Rifle Marksmanship: The Missing 40 Percent
"(Shooters) can lose 40 percent of their fine motor skills. I agree with this, and then some."
I swear by my ancient red Bonanza loading press that I recently read a book by two gents who ran the SEAL Sniper School and got some unique insights into the mental aspects of marksmanship. All the candidates at the school are qualified SEALS, and are selected for their skill as riflemen, and the washout rate is still high. I’ve heard the school described as “nightmarishly difficult.” As the authors point out, all you need is one bad morning and you’re gone.
One of the claims I believe I read in the book is that, under stress, riflemen can lose 40 percent of their fine motor skills. I agree with this, and then some. The problem is that, in re-reading the book to verify that 40 percent figure, I can’t find it, so maybe I’m imagining the whole thing. If so, I apologize to everyone in the world in advance.
But again, I think it’s a pretty accurate estimate. Under stress, people can become fumble fingered and worse. Over this past weekend, I got to be Range Safety Officer at a competition where I saw many fingers fumbling. The match was shot at 100 yards, offhand, low gun between shots, no sling, scope no higher than 4X, 5 rounds at a life-sized coyote target that could rise up out of any of four positions in the pits and stayed up for 6 seconds. There was dirty snow on the ground, and the coyote target was digital black and white, so it was hard to see the thing when it came up. Only one person shot a perfect score.
Since I was hovering over the competitors, waiting for them to do something unsafe, I got to watch them closely, and discovered that I could tell what kind of score they were shooting just by looking at them and watching them hyperventilate, take their eyes off the pit to look at their rifle, fumble with the safety, fumble with reloading, try and clear the rifle after it fumbled, and so on.
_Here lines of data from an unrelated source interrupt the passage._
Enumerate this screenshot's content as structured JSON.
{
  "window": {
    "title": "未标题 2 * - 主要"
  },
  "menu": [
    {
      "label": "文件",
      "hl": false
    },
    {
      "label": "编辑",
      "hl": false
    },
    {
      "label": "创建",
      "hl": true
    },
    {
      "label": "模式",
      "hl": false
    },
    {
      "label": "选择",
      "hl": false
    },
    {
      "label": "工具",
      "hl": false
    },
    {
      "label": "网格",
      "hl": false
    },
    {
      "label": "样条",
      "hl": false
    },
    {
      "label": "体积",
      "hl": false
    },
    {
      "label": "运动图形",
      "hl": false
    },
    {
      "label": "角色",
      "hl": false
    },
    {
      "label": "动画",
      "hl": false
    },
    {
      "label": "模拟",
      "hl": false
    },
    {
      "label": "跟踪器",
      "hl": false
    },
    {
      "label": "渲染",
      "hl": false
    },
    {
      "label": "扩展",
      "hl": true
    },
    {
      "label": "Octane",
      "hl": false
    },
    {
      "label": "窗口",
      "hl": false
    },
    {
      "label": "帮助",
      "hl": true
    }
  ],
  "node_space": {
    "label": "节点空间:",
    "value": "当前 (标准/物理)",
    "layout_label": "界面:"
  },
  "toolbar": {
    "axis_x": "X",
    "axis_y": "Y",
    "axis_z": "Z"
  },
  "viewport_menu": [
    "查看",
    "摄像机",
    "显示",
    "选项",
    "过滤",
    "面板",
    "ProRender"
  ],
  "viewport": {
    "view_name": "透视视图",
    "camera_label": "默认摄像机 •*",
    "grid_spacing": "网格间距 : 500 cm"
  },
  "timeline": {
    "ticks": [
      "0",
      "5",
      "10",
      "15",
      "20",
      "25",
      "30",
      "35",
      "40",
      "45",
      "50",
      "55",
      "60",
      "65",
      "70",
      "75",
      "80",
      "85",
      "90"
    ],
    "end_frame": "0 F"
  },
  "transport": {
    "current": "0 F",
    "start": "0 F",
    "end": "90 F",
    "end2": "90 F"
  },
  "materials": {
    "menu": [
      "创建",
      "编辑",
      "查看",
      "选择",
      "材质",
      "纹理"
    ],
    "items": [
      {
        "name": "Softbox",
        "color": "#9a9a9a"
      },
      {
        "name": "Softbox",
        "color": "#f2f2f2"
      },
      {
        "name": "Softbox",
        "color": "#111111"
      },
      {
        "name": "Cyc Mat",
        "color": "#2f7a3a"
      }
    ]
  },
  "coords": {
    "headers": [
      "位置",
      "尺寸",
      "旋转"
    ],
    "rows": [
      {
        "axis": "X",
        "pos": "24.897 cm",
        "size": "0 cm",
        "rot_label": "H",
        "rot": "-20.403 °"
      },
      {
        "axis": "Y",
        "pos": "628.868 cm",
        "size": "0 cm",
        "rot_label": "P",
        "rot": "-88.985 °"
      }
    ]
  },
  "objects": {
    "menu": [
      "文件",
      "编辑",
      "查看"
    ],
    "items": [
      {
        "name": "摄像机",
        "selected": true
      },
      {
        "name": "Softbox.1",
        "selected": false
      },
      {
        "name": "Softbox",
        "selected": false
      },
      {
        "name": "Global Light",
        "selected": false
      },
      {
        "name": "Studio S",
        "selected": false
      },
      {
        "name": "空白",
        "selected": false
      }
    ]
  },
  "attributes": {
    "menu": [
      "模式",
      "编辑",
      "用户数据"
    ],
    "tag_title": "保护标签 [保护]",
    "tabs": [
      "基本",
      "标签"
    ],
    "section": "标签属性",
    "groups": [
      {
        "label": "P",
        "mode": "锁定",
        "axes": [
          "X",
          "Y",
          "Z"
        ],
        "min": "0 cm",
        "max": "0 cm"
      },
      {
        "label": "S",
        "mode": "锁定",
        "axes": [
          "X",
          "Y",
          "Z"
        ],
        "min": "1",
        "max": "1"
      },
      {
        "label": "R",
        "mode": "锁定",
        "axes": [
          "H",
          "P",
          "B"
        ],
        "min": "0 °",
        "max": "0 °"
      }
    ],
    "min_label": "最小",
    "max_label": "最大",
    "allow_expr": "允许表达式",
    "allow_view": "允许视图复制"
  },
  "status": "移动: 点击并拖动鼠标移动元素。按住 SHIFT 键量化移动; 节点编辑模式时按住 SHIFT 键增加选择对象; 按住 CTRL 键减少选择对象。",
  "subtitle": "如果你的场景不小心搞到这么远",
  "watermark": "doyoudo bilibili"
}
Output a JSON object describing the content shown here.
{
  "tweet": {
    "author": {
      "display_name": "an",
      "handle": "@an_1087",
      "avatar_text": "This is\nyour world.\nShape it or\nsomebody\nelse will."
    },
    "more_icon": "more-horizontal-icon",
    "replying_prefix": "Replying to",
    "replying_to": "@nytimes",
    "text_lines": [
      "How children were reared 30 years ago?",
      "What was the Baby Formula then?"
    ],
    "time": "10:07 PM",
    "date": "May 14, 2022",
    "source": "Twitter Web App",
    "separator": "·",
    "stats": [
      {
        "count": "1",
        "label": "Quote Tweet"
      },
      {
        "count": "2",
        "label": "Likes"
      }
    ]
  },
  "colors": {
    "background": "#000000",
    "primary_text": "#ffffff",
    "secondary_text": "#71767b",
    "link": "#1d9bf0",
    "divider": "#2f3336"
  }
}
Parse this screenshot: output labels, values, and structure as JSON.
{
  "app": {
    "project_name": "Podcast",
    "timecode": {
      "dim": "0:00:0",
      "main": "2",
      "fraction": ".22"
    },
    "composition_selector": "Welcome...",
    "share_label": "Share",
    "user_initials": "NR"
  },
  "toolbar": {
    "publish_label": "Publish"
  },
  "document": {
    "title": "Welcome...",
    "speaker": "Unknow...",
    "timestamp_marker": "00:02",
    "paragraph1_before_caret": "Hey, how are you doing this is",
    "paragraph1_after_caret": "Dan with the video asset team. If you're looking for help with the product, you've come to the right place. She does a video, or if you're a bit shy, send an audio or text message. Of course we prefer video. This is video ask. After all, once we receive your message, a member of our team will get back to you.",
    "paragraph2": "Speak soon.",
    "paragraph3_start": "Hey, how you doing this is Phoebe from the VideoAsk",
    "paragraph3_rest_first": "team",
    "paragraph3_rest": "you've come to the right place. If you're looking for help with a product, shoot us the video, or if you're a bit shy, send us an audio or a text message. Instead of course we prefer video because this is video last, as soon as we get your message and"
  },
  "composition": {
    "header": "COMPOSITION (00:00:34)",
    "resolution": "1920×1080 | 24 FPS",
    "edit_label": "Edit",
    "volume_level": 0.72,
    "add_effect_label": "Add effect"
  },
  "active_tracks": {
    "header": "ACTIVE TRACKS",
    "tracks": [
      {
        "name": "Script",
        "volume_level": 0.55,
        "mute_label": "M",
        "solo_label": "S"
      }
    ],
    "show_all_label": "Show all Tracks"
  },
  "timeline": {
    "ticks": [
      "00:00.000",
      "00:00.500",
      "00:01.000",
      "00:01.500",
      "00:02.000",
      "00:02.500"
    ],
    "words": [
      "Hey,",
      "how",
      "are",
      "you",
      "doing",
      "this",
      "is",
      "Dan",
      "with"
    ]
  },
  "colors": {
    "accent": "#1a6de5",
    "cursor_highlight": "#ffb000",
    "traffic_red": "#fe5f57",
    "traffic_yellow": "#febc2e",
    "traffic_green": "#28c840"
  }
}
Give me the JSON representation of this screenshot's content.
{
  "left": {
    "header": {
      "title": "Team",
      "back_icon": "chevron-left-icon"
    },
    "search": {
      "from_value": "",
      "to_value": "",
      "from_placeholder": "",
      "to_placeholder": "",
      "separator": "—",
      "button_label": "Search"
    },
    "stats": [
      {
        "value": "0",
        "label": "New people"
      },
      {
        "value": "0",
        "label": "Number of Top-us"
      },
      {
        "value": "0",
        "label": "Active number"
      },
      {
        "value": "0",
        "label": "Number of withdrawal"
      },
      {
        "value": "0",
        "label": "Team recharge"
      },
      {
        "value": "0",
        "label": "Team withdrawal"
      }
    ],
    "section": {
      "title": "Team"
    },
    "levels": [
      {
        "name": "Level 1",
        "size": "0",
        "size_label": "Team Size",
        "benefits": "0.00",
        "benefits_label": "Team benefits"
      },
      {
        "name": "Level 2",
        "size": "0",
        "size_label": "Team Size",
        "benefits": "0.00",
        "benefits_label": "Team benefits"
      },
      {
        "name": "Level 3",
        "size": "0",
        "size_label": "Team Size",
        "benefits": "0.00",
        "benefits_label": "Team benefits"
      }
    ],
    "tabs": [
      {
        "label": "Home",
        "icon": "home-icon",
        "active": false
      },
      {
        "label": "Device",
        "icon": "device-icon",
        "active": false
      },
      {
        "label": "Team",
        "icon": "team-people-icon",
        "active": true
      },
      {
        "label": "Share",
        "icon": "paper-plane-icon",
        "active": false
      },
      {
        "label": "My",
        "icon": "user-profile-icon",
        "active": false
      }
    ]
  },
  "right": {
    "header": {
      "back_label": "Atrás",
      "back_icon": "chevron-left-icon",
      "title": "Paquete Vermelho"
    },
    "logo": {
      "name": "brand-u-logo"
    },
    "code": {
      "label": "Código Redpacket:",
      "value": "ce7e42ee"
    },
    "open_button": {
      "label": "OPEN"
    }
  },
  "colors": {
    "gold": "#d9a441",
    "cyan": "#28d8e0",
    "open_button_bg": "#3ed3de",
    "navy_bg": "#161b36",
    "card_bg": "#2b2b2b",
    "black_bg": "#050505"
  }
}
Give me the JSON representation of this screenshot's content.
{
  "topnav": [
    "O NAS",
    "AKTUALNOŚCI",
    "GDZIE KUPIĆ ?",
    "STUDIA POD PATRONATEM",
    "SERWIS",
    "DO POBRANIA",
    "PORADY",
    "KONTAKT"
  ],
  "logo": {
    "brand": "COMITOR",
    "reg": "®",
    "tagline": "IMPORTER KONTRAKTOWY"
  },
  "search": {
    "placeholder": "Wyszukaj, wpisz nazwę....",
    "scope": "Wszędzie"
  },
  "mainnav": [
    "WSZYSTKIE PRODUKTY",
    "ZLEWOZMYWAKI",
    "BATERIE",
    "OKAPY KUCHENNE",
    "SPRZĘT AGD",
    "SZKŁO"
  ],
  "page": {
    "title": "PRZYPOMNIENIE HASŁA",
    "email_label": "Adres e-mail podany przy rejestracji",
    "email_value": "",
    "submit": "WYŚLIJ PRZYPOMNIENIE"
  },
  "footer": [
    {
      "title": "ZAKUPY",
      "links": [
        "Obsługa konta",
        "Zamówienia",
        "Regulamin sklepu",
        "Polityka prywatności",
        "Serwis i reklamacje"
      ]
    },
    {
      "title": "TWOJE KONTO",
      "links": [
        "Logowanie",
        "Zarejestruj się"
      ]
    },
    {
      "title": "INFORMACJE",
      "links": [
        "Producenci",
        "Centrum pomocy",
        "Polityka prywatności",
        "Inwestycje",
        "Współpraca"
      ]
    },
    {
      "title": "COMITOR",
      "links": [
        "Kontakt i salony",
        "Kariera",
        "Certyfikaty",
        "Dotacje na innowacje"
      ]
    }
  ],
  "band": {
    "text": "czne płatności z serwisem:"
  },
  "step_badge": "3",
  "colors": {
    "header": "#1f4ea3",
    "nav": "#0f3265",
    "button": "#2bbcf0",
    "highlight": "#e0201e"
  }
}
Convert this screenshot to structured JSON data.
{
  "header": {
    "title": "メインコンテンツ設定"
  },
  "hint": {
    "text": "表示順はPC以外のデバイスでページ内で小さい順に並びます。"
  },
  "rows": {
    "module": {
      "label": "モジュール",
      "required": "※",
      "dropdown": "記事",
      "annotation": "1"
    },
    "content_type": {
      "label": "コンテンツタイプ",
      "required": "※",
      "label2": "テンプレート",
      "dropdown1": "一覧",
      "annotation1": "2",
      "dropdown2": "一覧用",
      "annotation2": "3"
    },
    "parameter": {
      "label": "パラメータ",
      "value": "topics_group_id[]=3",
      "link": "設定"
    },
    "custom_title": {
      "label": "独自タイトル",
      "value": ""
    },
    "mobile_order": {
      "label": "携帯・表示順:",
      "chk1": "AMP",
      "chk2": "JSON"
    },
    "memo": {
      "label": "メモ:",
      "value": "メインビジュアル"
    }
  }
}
These were the guys who lost 40 percent, or more, and dishonored themselves. The people who did well stepped up to the line as though it was just another day at the office, took one deep breath, looked downrange all the time, wasted no motion, did not fiddle, fumble, or freeze, and did not have to clear their rifles because their rifles fed (an absolutely amazing number of rifles don’t feed).
My favorite competitor used a Remington 760 pump. He’s a very skillful and cold-blooded shooter who is a former Army officer (Captain, Armor) and he snapped those rounds in and out of there with military precision. It reminded me of what good, and underrated, rifles the 760 and 7600 are. That old 760 made the average bolt-action look like a blunt instrument.
How does one avoid losing 40 percent of your skill? Glad you asked. Practice. Think out what you have to do beforehand and develop a routine that involves the fewest number of movements. Then, practice it over and over and over.
Also, it helps to see if your rifle works. If it doesn’t, get it fixed.